◆ Prompt ◆
A word-for-word copy of the whole listing is the required answer.

◆ Given information ◆
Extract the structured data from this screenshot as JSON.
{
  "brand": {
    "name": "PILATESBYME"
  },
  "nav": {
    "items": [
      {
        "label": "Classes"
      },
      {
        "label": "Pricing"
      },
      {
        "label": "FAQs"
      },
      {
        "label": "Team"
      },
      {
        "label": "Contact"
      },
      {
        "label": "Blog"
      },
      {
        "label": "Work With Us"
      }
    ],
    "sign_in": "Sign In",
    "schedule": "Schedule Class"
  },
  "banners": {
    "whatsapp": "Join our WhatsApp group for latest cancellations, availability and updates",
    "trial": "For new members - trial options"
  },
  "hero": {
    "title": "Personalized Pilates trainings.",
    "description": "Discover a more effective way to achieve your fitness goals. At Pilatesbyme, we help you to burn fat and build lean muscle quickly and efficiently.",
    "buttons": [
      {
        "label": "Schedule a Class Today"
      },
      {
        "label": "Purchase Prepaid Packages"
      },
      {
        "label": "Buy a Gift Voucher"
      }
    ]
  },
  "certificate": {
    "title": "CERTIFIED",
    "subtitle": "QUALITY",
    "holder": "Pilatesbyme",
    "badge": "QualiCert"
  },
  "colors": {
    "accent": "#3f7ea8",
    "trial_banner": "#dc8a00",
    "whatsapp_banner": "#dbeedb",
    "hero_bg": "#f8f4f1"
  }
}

◆ Output of the task ◆
Extract the structured data from this screenshot as JSON.
{
  "brand": {
    "name": "PILATESBYME"
  },
  "nav": {
    "items": [
      {
        "label": "Classes"
      },
      {
        "label": "Pricing"
      },
      {
        "label": "FAQs"
      },
      {
        "label": "Team"
      },
      {
        "label": "Contact"
      },
      {
        "label": "Blog"
      },
      {
        "label": "Work With Us"
      }
    ],
    "sign_in": "Sign In",
    "schedule": "Schedule Class"
  },
  "banners": {
    "whatsapp": "Join our WhatsApp group for latest cancellations, availability and updates",
    "trial": "For new members - trial options"
  },
  "hero": {
    "title": "Personalized Pilates trainings.",
    "description": "Discover a more effective way to achieve your fitness goals. At Pilatesbyme, we help you to burn fat and build lean muscle quickly and efficiently.",
    "buttons": [
      {
        "label": "Schedule a Class Today"
      },
      {
        "label": "Purchase Prepaid Packages"
      },
      {
        "label": "Buy a Gift Voucher"
      }
    ]
  },
  "certificate": {
    "title": "CERTIFIED",
    "subtitle": "QUALITY",
    "holder": "Pilatesbyme",
    "badge": "QualiCert"
  },
  "colors": {
    "accent": "#3f7ea8",
    "trial_banner": "#dc8a00",
    "whatsapp_banner": "#dbeedb",
    "hero_bg": "#f8f4f1"
  }
}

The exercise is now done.